RECORDED INFORMATION |
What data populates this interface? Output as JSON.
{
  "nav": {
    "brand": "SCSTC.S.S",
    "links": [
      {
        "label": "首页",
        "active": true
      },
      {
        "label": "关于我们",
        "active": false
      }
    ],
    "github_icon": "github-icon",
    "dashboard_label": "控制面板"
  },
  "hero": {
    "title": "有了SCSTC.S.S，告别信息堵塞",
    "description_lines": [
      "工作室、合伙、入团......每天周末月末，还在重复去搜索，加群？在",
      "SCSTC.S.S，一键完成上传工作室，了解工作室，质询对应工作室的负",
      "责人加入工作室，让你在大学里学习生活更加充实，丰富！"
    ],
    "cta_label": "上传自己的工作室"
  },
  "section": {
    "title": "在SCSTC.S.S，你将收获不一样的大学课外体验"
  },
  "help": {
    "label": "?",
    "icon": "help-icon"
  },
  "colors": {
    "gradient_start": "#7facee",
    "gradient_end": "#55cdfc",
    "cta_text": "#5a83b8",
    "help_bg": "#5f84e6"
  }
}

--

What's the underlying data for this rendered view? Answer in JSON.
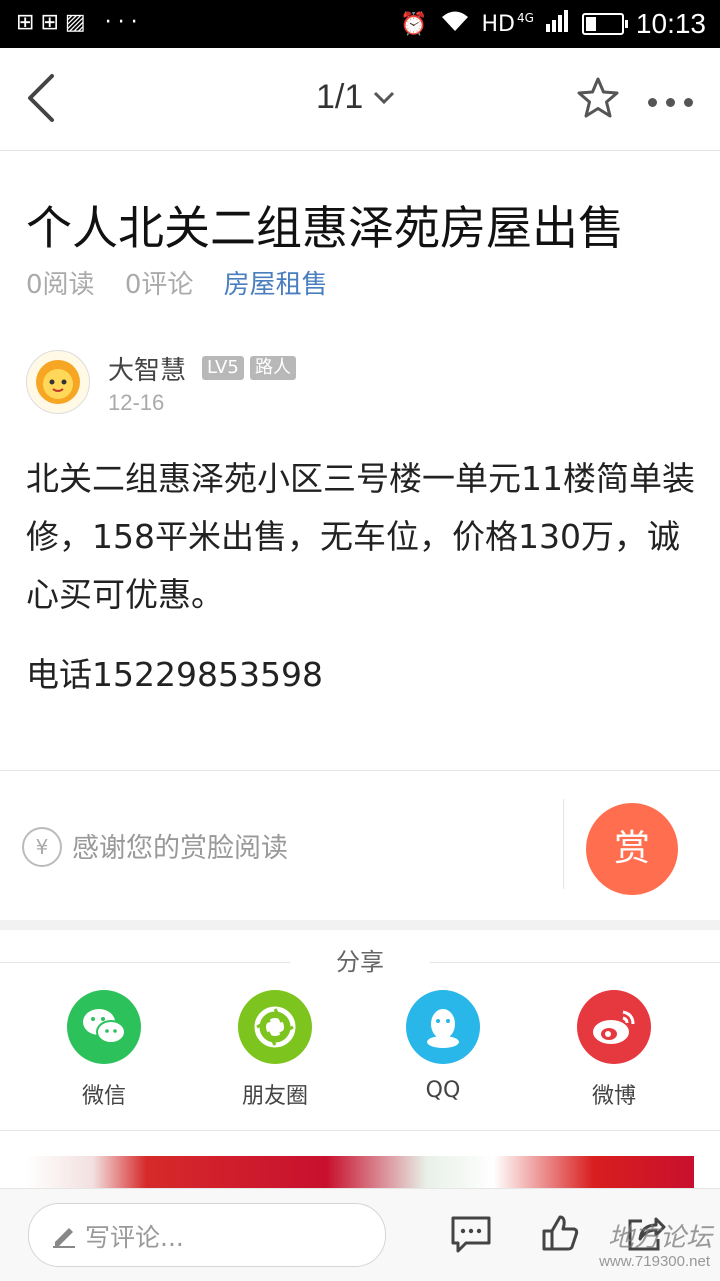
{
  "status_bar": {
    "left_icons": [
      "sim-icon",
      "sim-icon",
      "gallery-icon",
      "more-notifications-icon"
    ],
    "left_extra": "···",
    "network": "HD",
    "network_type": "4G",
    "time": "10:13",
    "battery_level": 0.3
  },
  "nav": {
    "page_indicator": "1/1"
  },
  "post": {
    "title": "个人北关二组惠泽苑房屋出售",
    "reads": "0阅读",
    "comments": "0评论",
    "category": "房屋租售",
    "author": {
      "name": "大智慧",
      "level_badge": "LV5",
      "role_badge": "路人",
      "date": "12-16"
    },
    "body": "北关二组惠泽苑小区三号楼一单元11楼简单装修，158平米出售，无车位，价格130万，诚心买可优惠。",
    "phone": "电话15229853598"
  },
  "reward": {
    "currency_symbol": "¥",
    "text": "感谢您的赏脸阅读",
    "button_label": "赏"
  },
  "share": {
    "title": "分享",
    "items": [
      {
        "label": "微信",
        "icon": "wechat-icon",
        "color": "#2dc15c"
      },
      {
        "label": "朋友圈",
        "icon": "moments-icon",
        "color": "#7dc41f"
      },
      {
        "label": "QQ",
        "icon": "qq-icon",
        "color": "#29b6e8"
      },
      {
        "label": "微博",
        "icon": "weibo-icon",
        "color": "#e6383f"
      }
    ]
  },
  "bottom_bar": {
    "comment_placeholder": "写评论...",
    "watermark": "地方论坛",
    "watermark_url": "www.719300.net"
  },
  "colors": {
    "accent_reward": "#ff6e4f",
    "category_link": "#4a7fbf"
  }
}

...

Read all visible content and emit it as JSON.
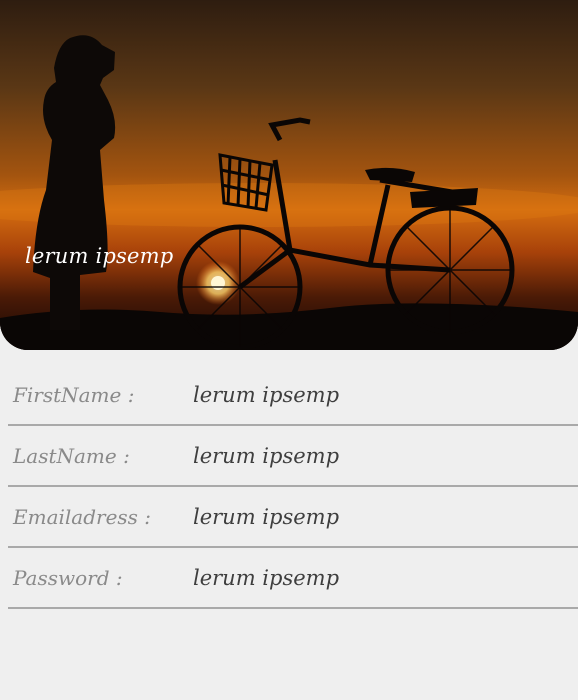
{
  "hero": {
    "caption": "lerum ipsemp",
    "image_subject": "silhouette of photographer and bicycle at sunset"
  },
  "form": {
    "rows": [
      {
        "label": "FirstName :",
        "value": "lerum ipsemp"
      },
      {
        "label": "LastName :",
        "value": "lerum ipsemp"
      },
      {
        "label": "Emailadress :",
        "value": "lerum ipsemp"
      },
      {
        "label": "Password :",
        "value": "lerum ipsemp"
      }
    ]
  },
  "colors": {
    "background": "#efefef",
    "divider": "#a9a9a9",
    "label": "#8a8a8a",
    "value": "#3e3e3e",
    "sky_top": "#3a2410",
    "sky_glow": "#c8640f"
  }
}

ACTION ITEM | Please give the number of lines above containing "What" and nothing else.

YOUR SOLUTION | 2